Many of today’s most prolific designers are actively turning to camp fashion to inspire their collections and runway shows. Moschino’s Jeremy Scott is perhaps one of the most well-known figures who frequently channels camp. From McDonald’s to Barbie to The Sims, Scott regularly pulls from mass consumer culture to influence his designs. Balenciaga is another fashion house known for its penchant for all things camp, like its platform crocs, fanny packs, and Ikea-inspired tote bags.
A notable camp runway moment came back in February 2018, when Gucci sent models strutting down the catwalk holding their own severed heads. Fittingly enough, Met Gala co-chairs Styles and Michele recently collaborated on a campy campaign that featured literal chickens (and plenty of other animals, too) for a menswear collection. Virgil Abloh for Off-White is yet another designer who unapologetically employs camp influences in his designs. His signature use of quotation marks, for example, adds an ironic twist to what would otherwise be a standard sweatshirt or a pair of sneakers.
What Are Examples Of Camp Fashion In Pop Culture?
Of course, camp fashion has reached well beyond the confines of fashion runways and magazine spreads. It's been a popular source of style inspiration on red carpets for decades. Take, for example, the infamous "meat dress" Lady Gaga wore to the 2010 MTV Video Music Awards. Janelle Monáe is an equally prolific style icon whose wardrobe — from the tailored tuxedos to the school girl-inspired babydoll dresses — is bursting with camp motifs. And for the sake of a good throwback, who can forget Björk sporting a Marjan Pejoski swan dress — complete with an actual egg that she "hatched" — on the red carpet at the 2001 Academy Awards?
In recent Met Gala history, we've seen endless camp moments even when it wasn't an explicit thematic element. In 2015, when the theme was "China: Through The Looking Glass," Sarah Jessica Parker stepped out in an H&M ensemble topped off with a custom Philip Treacy headpiece that resembled a live fire. At the event in 2017, Solange looked extra campy — and cozy — in a couture puffer jacket by Thom Browne. And in 2018, Rihanna stole the show, channeling a sexy Pope in a custom Maison Margiela by John Galliano to commemorate the theme, "Heavenly Bodies: Fashion and the Catholic Imagination."
What Is Susan Sontag’s “Camp: Notes on Fashion” Essay About?

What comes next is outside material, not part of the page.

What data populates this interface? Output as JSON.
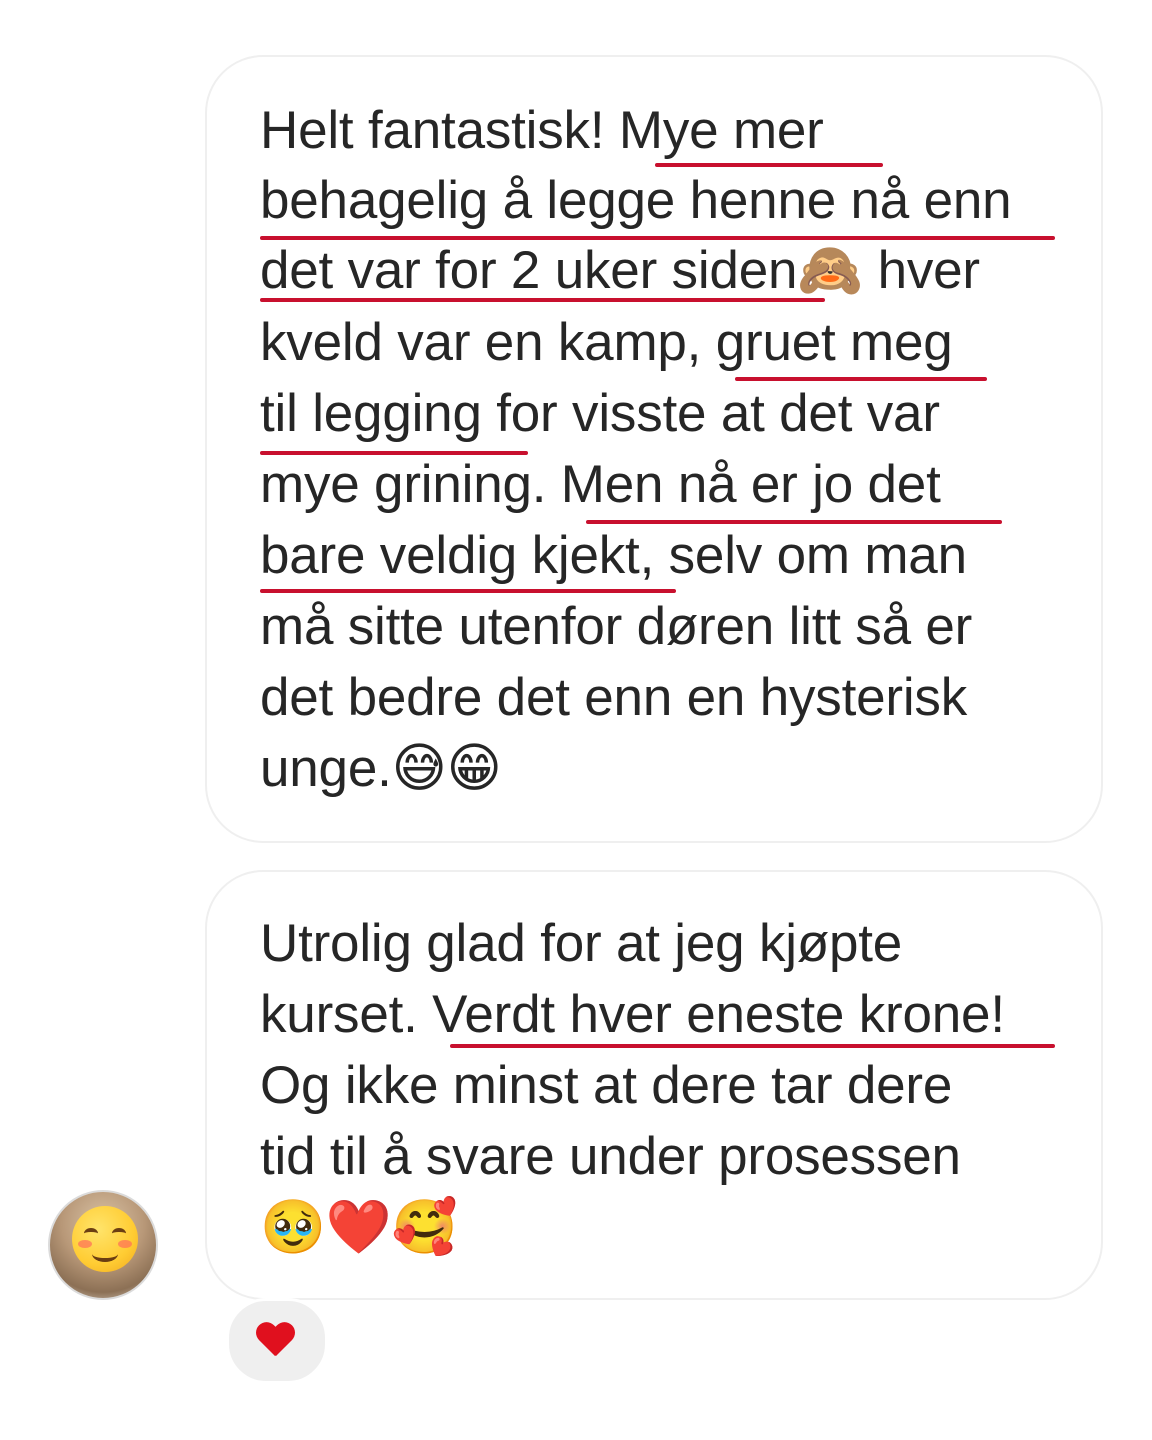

Sontag's landmark essay was published in 1964 and now, 55 years later, it's being celebrated as the seminal literary work on the topic of camp fashion. Part of what makes her commentary so significant is that she found a way to describe a burgeoning, flamboyant sensibility that was still under-the-radar at the time. In 2019, camp is practically everywhere and defines so much of our daily lives. Sontag was nothing short of a fortune teller.
"The essence of Camp is its love of the unnatural: of artifice and exaggeration," she writes in her essay. "Camp is esoteric… something of a private code, a badge of identity even among small urban cliques… I am strongly drawn to Camp, and almost as strongly offended by it."
That conflicting mix of attraction and displeasure is what makes camp fashion such a paradox. It can simultaneously be beautiful and overwhelmingly tacky. Sontag's definition of camp has typically been summed up as failed seriousness. "The whole point of Camp is to dethrone the serious," Sontag explains. "Camp is playful, anti-serious. More precisely, Camp involves a new, more complex relation to ‘the serious.’ One can be serious about the frivolous, frivolous about the serious."